» ABOUT THIS TASK: Look for "username" in each line of the entries, and return the matching lines.

» TASK INPUT:
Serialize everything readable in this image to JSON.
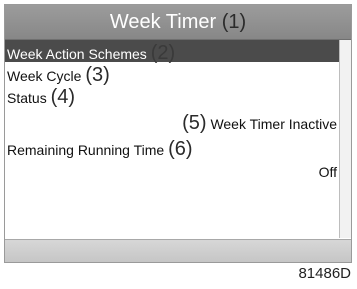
{
  "header": {
    "title": "Week Timer",
    "num": "(1)"
  },
  "menu": [
    {
      "label": "Week Action Schemes",
      "num": "(2)"
    },
    {
      "label": "Week Cycle",
      "num": "(3)"
    },
    {
      "label": "Status",
      "num": "(4)",
      "value_num": "(5)",
      "value": "Week Timer Inactive"
    },
    {
      "label": "Remaining Running Time",
      "num": "(6)",
      "value": "Off"
    }
  ],
  "figure_code": "81486D"
}
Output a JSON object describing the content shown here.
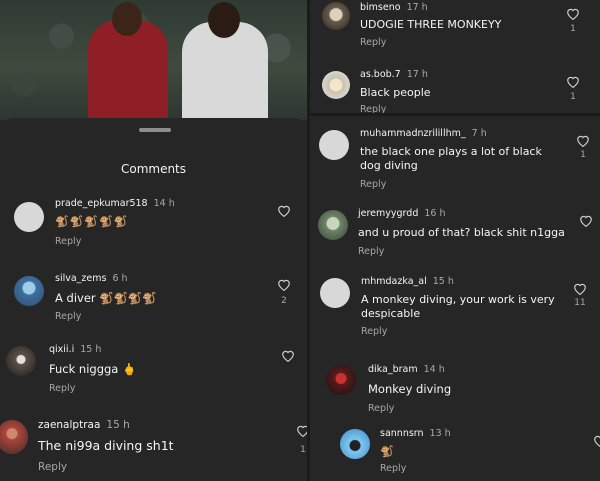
{
  "left": {
    "sheet_title": "Comments",
    "comments": [
      {
        "username": "prade_epkumar518",
        "time": "14 h",
        "text": "🐒🐒🐒🐒🐒",
        "reply": "Reply",
        "likes": ""
      },
      {
        "username": "silva_zems",
        "time": "6 h",
        "text": "A diver 🐒🐒🐒🐒",
        "reply": "Reply",
        "likes": "2"
      },
      {
        "username": "qixii.i",
        "time": "15 h",
        "text": "Fuck niggga 🖕",
        "reply": "Reply",
        "likes": ""
      },
      {
        "username": "zaenalptraa",
        "time": "15 h",
        "text": "The ni99a diving sh1t",
        "reply": "Reply",
        "likes": "1"
      }
    ]
  },
  "right_top": {
    "comments": [
      {
        "username": "bimseno",
        "time": "17 h",
        "text": "UDOGIE THREE MONKEYY",
        "reply": "Reply",
        "likes": "1"
      },
      {
        "username": "as.bob.7",
        "time": "17 h",
        "text": "Black  people",
        "reply": "Reply",
        "likes": "1"
      }
    ]
  },
  "right_bottom": {
    "comments": [
      {
        "username": "muhammadnzrilillhm_",
        "time": "7 h",
        "text": "the black one plays a lot of black dog diving",
        "reply": "Reply",
        "likes": "1"
      },
      {
        "username": "jeremyygrdd",
        "time": "16 h",
        "text": "and u proud of that? black shit n1gga",
        "reply": "Reply",
        "likes": ""
      },
      {
        "username": "mhmdazka_al",
        "time": "15 h",
        "text": "A monkey diving, your work is very despicable",
        "reply": "Reply",
        "likes": "11"
      },
      {
        "username": "dika_bram",
        "time": "14 h",
        "text": "Monkey diving",
        "reply": "Reply",
        "likes": ""
      },
      {
        "username": "sannnsrn",
        "time": "13 h",
        "text": "🐒",
        "reply": "Reply",
        "likes": ""
      }
    ]
  },
  "colors": {
    "background": "#262626",
    "text": "#f5f5f5",
    "muted": "#a8a8a8"
  },
  "icons": [
    "heart-icon",
    "drag-handle-icon"
  ]
}
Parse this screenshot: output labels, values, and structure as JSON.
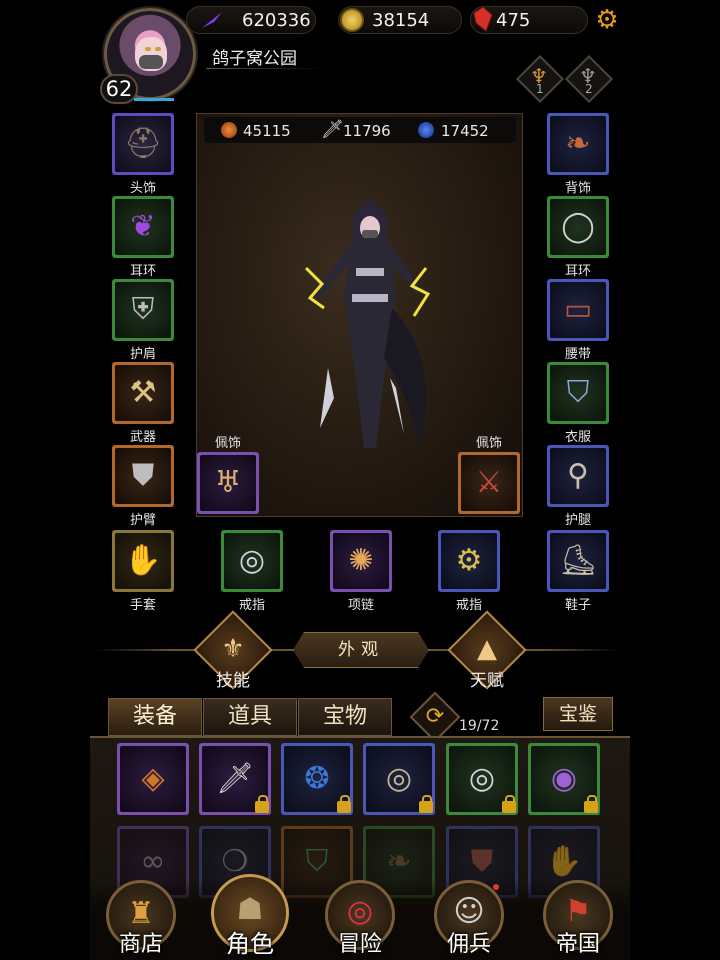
{
  "player": {
    "level": "62",
    "location": "鸽子窝公园"
  },
  "resources": [
    {
      "name": "power",
      "icon": "purple-blade-icon",
      "value": "620336",
      "color": "#8a3cf0"
    },
    {
      "name": "coin",
      "icon": "gold-coin-icon",
      "value": "38154",
      "color": "#d6a21a"
    },
    {
      "name": "gem",
      "icon": "red-crystal-icon",
      "value": "475",
      "color": "#d6302a"
    }
  ],
  "ranks": [
    {
      "label": "1",
      "color": "#d69a2a"
    },
    {
      "label": "2",
      "color": "#8a8a8a"
    }
  ],
  "stats": [
    {
      "icon": "orange-orb-icon",
      "value": "45115",
      "color": "#d8641e"
    },
    {
      "icon": "sword-icon",
      "value": "11796",
      "color": "#cfcfcf"
    },
    {
      "icon": "blue-orb-icon",
      "value": "17452",
      "color": "#2a62e0"
    }
  ],
  "equipment_left": [
    {
      "label": "头饰",
      "icon": "hood-icon",
      "glyph": "⛑",
      "rarity": "purple"
    },
    {
      "label": "耳环",
      "icon": "ribbon-earring-icon",
      "glyph": "❦",
      "rarity": "green"
    },
    {
      "label": "护肩",
      "icon": "shoulder-armor-icon",
      "glyph": "⛨",
      "rarity": "green"
    },
    {
      "label": "武器",
      "icon": "axe-icon",
      "glyph": "⚒",
      "rarity": "orange"
    },
    {
      "label": "护臂",
      "icon": "bracer-icon",
      "glyph": "⛊",
      "rarity": "orange"
    }
  ],
  "equipment_right": [
    {
      "label": "背饰",
      "icon": "cape-icon",
      "glyph": "❧",
      "rarity": "blue"
    },
    {
      "label": "耳环",
      "icon": "ring-earring-icon",
      "glyph": "◯",
      "rarity": "green"
    },
    {
      "label": "腰带",
      "icon": "belt-icon",
      "glyph": "▭",
      "rarity": "blue"
    },
    {
      "label": "衣服",
      "icon": "chainmail-icon",
      "glyph": "⛉",
      "rarity": "green"
    },
    {
      "label": "护腿",
      "icon": "leg-armor-icon",
      "glyph": "⚲",
      "rarity": "blue"
    }
  ],
  "equipment_bottom": [
    {
      "label": "手套",
      "icon": "glove-icon",
      "glyph": "✋",
      "rarity": "gold"
    },
    {
      "label": "戒指",
      "icon": "ring-icon",
      "glyph": "💍",
      "rarity": "green"
    },
    {
      "label": "项链",
      "icon": "necklace-icon",
      "glyph": "✺",
      "rarity": "violet"
    },
    {
      "label": "戒指",
      "icon": "signet-ring-icon",
      "glyph": "⚙",
      "rarity": "blue"
    },
    {
      "label": "鞋子",
      "icon": "boots-icon",
      "glyph": "👢",
      "rarity": "blue"
    }
  ],
  "accessories": [
    {
      "label": "佩饰",
      "icon": "pendant-icon",
      "glyph": "♅",
      "rarity": "violet"
    },
    {
      "label": "佩饰",
      "icon": "crossed-swords-medal-icon",
      "glyph": "⚔",
      "rarity": "orange"
    }
  ],
  "actions": {
    "skill": "技能",
    "appearance": "外观",
    "talent": "天赋"
  },
  "inventory": {
    "tabs": [
      "装备",
      "道具",
      "宝物"
    ],
    "active_tab": 0,
    "count": "19/72",
    "guide": "宝鉴",
    "items_row1": [
      {
        "icon": "amulet-icon",
        "glyph": "◈",
        "rarity": "violet",
        "locked": false
      },
      {
        "icon": "dagger-icon",
        "glyph": "🗡",
        "rarity": "violet",
        "locked": true
      },
      {
        "icon": "blue-pendant-icon",
        "glyph": "❂",
        "rarity": "blue",
        "locked": true
      },
      {
        "icon": "bronze-ring-icon",
        "glyph": "◎",
        "rarity": "blue",
        "locked": true
      },
      {
        "icon": "silver-ring-icon",
        "glyph": "◎",
        "rarity": "green",
        "locked": true
      },
      {
        "icon": "amethyst-ring-icon",
        "glyph": "◉",
        "rarity": "green",
        "locked": true
      }
    ],
    "items_row2": [
      {
        "icon": "chain-icon",
        "glyph": "∞",
        "rarity": "violet"
      },
      {
        "icon": "bead-necklace-icon",
        "glyph": "❍",
        "rarity": "blue"
      },
      {
        "icon": "green-armor-icon",
        "glyph": "⛉",
        "rarity": "orange"
      },
      {
        "icon": "cloak-icon",
        "glyph": "❧",
        "rarity": "green"
      },
      {
        "icon": "bracer-icon",
        "glyph": "⛊",
        "rarity": "blue"
      },
      {
        "icon": "gauntlet-icon",
        "glyph": "✋",
        "rarity": "blue"
      }
    ]
  },
  "nav": [
    {
      "label": "商店",
      "icon": "shop-icon",
      "glyph": "🏰",
      "active": false,
      "dot": false
    },
    {
      "label": "角色",
      "icon": "hooded-character-icon",
      "glyph": "☗",
      "active": true,
      "dot": false
    },
    {
      "label": "冒险",
      "icon": "portal-icon",
      "glyph": "◎",
      "active": false,
      "dot": false
    },
    {
      "label": "佣兵",
      "icon": "mercenary-icon",
      "glyph": "☺",
      "active": false,
      "dot": true
    },
    {
      "label": "帝国",
      "icon": "banner-icon",
      "glyph": "⚑",
      "active": false,
      "dot": false
    }
  ]
}
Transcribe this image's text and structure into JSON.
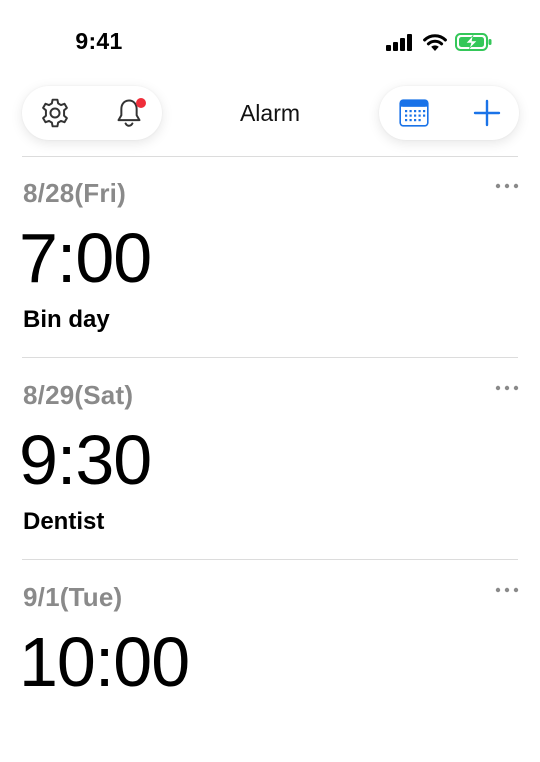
{
  "status_bar": {
    "time": "9:41",
    "icons": [
      "cellular-signal-icon",
      "wifi-icon",
      "battery-charging-icon"
    ],
    "battery_color": "#34c759"
  },
  "header": {
    "title": "Alarm",
    "left_buttons": [
      "gear-icon",
      "bell-icon"
    ],
    "right_buttons": [
      "calendar-icon",
      "plus-icon"
    ],
    "notification_dot": true,
    "accent_color": "#1a73e8"
  },
  "alarms": [
    {
      "date": "8/28(Fri)",
      "time": "7:00",
      "label": "Bin day"
    },
    {
      "date": "8/29(Sat)",
      "time": "9:30",
      "label": "Dentist"
    },
    {
      "date": "9/1(Tue)",
      "time": "10:00",
      "label": ""
    }
  ]
}
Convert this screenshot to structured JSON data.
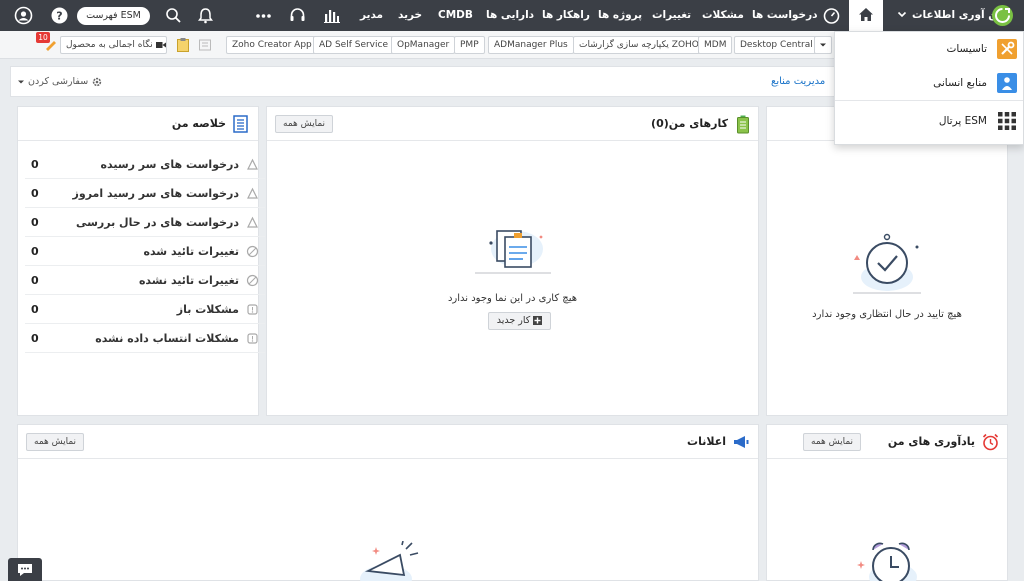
{
  "topbar": {
    "brand": "فن آوری اطلاعات",
    "nav": [
      "درخواست ها",
      "مشکلات",
      "تغییرات",
      "پروژه ها",
      "راهکار ها",
      "دارایی ها",
      "CMDB",
      "خرید",
      "مدیر"
    ],
    "esm_list": "فهرست ESM",
    "icons": [
      "dashboard-icon",
      "reports-icon",
      "headset-icon",
      "more-icon",
      "bell-icon",
      "search-icon",
      "help-icon",
      "user-icon"
    ]
  },
  "toolbar2": {
    "chips": [
      "Desktop Central",
      "MDM",
      "یکپارچه سازی گزارشات ZOHO",
      "ADManager Plus",
      "PMP",
      "OpManager",
      "AD Self Service",
      "Zoho Creator App"
    ],
    "product_overview": "نگاه اجمالی به محصول",
    "badge": "10"
  },
  "module": {
    "customize": "سفارشی کردن",
    "resource_mgmt": "مدیریت منابع"
  },
  "approvals": {
    "empty": "هیچ تایید در حال انتظاری وجود ندارد"
  },
  "tasks": {
    "title": "کارهای من(0)",
    "show_all": "نمایش همه",
    "empty": "هیچ کاری در این نما وجود ندارد",
    "new_task": "کار جدید"
  },
  "summary": {
    "title": "خلاصه من",
    "rows": [
      {
        "label": "درخواست های سر رسیده",
        "value": "0"
      },
      {
        "label": "درخواست های سر رسید امروز",
        "value": "0"
      },
      {
        "label": "درخواست های در حال بررسی",
        "value": "0"
      },
      {
        "label": "تغییرات تائید شده",
        "value": "0"
      },
      {
        "label": "تغییرات تائید نشده",
        "value": "0"
      },
      {
        "label": "مشکلات باز",
        "value": "0"
      },
      {
        "label": "مشکلات انتساب داده نشده",
        "value": "0"
      }
    ]
  },
  "announcements": {
    "title": "اعلانات",
    "show_all": "نمایش همه"
  },
  "reminders": {
    "title": "یادآوری های من",
    "show_all": "نمایش همه"
  },
  "dropdown": {
    "items": [
      "تاسیسات",
      "منابع انسانی",
      "پرتال ESM"
    ]
  },
  "colors": {
    "topbar": "#3b3f46",
    "link": "#1a73c8",
    "brand_green": "#7ac143",
    "accent_blue": "#3a8ee6"
  }
}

» EXPECTED OUTPUT:
        "username": "prade_epkumar518",
        "username": "silva_zems",
        "username": "qixii.i",
        "username": "zaenalptraa",
        "username": "bimseno",
        "username": "as.bob.7",
        "username": "muhammadnzrilillhm_",
        "username": "jeremyygrdd",
        "username": "mhmdazka_al",
        "username": "dika_bram",
        "username": "sannnsrn",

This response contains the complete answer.